[Source material — start]

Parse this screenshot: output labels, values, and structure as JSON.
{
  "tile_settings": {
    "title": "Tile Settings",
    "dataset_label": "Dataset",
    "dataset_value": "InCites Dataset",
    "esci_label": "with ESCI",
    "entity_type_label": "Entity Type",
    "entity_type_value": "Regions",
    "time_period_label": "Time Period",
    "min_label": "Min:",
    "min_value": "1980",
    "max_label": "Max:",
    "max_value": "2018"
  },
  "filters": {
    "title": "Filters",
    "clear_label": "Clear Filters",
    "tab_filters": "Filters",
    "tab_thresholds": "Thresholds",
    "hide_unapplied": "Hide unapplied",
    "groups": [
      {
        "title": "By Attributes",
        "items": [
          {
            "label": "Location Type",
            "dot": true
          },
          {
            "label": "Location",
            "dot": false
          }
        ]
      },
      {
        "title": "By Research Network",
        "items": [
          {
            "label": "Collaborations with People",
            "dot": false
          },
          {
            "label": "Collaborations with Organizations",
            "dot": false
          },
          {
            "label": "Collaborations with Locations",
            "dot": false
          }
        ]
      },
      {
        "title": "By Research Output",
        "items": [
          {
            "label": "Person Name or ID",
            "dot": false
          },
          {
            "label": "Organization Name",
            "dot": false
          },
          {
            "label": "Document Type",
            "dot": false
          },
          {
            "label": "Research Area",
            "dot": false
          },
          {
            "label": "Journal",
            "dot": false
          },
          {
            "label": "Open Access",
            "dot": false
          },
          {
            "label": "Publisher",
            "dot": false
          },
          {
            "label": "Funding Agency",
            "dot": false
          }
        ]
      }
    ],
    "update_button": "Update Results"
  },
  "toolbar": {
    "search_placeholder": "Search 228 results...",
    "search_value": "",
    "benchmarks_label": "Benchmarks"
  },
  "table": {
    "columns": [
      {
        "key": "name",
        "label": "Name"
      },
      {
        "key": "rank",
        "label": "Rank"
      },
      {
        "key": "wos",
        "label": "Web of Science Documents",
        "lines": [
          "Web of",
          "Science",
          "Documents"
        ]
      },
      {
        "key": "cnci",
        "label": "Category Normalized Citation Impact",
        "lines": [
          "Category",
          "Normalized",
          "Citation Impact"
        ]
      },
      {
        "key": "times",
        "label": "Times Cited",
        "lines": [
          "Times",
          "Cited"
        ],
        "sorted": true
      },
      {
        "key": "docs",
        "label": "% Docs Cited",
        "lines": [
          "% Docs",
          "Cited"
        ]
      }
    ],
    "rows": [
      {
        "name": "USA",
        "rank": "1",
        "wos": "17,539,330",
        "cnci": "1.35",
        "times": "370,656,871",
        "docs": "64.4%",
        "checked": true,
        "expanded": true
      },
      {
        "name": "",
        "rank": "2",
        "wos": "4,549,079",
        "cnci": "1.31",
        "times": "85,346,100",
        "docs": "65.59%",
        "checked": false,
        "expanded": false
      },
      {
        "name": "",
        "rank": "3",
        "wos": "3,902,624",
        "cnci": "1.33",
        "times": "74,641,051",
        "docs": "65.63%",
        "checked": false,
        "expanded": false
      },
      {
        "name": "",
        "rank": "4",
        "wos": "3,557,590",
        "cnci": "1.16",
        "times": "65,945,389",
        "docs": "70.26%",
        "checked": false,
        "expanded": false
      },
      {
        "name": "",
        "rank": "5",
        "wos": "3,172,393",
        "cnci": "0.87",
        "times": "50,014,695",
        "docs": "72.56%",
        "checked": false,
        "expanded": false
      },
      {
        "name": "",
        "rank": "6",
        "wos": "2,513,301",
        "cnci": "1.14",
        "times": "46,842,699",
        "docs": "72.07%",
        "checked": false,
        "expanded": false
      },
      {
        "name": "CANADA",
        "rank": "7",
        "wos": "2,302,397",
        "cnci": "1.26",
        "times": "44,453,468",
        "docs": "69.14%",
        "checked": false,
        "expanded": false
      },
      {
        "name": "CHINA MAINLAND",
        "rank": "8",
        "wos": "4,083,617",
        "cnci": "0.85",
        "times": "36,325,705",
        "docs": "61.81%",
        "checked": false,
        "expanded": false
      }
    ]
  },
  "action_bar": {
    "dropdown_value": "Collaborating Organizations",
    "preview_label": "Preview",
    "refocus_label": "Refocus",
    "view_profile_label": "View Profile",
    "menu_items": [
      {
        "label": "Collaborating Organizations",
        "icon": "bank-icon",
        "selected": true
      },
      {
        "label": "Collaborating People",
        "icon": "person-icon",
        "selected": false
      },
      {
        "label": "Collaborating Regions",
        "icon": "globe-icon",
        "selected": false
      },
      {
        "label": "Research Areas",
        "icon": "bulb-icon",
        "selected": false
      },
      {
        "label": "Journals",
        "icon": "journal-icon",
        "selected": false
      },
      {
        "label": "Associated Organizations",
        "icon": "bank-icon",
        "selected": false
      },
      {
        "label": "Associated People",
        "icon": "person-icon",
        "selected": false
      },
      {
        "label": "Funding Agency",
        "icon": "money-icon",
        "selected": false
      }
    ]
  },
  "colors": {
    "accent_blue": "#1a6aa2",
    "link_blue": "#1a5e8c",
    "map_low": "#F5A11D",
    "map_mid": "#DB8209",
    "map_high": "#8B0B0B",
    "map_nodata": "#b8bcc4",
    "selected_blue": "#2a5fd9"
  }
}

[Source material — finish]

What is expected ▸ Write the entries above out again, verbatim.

Task response ▸
Parse this screenshot: output labels, values, and structure as JSON.
{
  "tile_settings": {
    "title": "Tile Settings",
    "dataset_label": "Dataset",
    "dataset_value": "InCites Dataset",
    "esci_label": "with ESCI",
    "entity_type_label": "Entity Type",
    "entity_type_value": "Regions",
    "time_period_label": "Time Period",
    "min_label": "Min:",
    "min_value": "1980",
    "max_label": "Max:",
    "max_value": "2018"
  },
  "filters": {
    "title": "Filters",
    "clear_label": "Clear Filters",
    "tab_filters": "Filters",
    "tab_thresholds": "Thresholds",
    "hide_unapplied": "Hide unapplied",
    "groups": [
      {
        "title": "By Attributes",
        "items": [
          {
            "label": "Location Type",
            "dot": true
          },
          {
            "label": "Location",
            "dot": false
          }
        ]
      },
      {
        "title": "By Research Network",
        "items": [
          {
            "label": "Collaborations with People",
            "dot": false
          },
          {
            "label": "Collaborations with Organizations",
            "dot": false
          },
          {
            "label": "Collaborations with Locations",
            "dot": false
          }
        ]
      },
      {
        "title": "By Research Output",
        "items": [
          {
            "label": "Person Name or ID",
            "dot": false
          },
          {
            "label": "Organization Name",
            "dot": false
          },
          {
            "label": "Document Type",
            "dot": false
          },
          {
            "label": "Research Area",
            "dot": false
          },
          {
            "label": "Journal",
            "dot": false
          },
          {
            "label": "Open Access",
            "dot": false
          },
          {
            "label": "Publisher",
            "dot": false
          },
          {
            "label": "Funding Agency",
            "dot": false
          }
        ]
      }
    ],
    "update_button": "Update Results"
  },
  "toolbar": {
    "search_placeholder": "Search 228 results...",
    "search_value": "",
    "benchmarks_label": "Benchmarks"
  },
  "table": {
    "columns": [
      {
        "key": "name",
        "label": "Name"
      },
      {
        "key": "rank",
        "label": "Rank"
      },
      {
        "key": "wos",
        "label": "Web of Science Documents",
        "lines": [
          "Web of",
          "Science",
          "Documents"
        ]
      },
      {
        "key": "cnci",
        "label": "Category Normalized Citation Impact",
        "lines": [
          "Category",
          "Normalized",
          "Citation Impact"
        ]
      },
      {
        "key": "times",
        "label": "Times Cited",
        "lines": [
          "Times",
          "Cited"
        ],
        "sorted": true
      },
      {
        "key": "docs",
        "label": "% Docs Cited",
        "lines": [
          "% Docs",
          "Cited"
        ]
      }
    ],
    "rows": [
      {
        "name": "USA",
        "rank": "1",
        "wos": "17,539,330",
        "cnci": "1.35",
        "times": "370,656,871",
        "docs": "64.4%",
        "checked": true,
        "expanded": true
      },
      {
        "name": "",
        "rank": "2",
        "wos": "4,549,079",
        "cnci": "1.31",
        "times": "85,346,100",
        "docs": "65.59%",
        "checked": false,
        "expanded": false
      },
      {
        "name": "",
        "rank": "3",
        "wos": "3,902,624",
        "cnci": "1.33",
        "times": "74,641,051",
        "docs": "65.63%",
        "checked": false,
        "expanded": false
      },
      {
        "name": "",
        "rank": "4",
        "wos": "3,557,590",
        "cnci": "1.16",
        "times": "65,945,389",
        "docs": "70.26%",
        "checked": false,
        "expanded": false
      },
      {
        "name": "",
        "rank": "5",
        "wos": "3,172,393",
        "cnci": "0.87",
        "times": "50,014,695",
        "docs": "72.56%",
        "checked": false,
        "expanded": false
      },
      {
        "name": "",
        "rank": "6",
        "wos": "2,513,301",
        "cnci": "1.14",
        "times": "46,842,699",
        "docs": "72.07%",
        "checked": false,
        "expanded": false
      },
      {
        "name": "CANADA",
        "rank": "7",
        "wos": "2,302,397",
        "cnci": "1.26",
        "times": "44,453,468",
        "docs": "69.14%",
        "checked": false,
        "expanded": false
      },
      {
        "name": "CHINA MAINLAND",
        "rank": "8",
        "wos": "4,083,617",
        "cnci": "0.85",
        "times": "36,325,705",
        "docs": "61.81%",
        "checked": false,
        "expanded": false
      }
    ]
  },
  "action_bar": {
    "dropdown_value": "Collaborating Organizations",
    "preview_label": "Preview",
    "refocus_label": "Refocus",
    "view_profile_label": "View Profile",
    "menu_items": [
      {
        "label": "Collaborating Organizations",
        "icon": "bank-icon",
        "selected": true
      },
      {
        "label": "Collaborating People",
        "icon": "person-icon",
        "selected": false
      },
      {
        "label": "Collaborating Regions",
        "icon": "globe-icon",
        "selected": false
      },
      {
        "label": "Research Areas",
        "icon": "bulb-icon",
        "selected": false
      },
      {
        "label": "Journals",
        "icon": "journal-icon",
        "selected": false
      },
      {
        "label": "Associated Organizations",
        "icon": "bank-icon",
        "selected": false
      },
      {
        "label": "Associated People",
        "icon": "person-icon",
        "selected": false
      },
      {
        "label": "Funding Agency",
        "icon": "money-icon",
        "selected": false
      }
    ]
  },
  "colors": {
    "accent_blue": "#1a6aa2",
    "link_blue": "#1a5e8c",
    "map_low": "#F5A11D",
    "map_mid": "#DB8209",
    "map_high": "#8B0B0B",
    "map_nodata": "#b8bcc4",
    "selected_blue": "#2a5fd9"
  }
}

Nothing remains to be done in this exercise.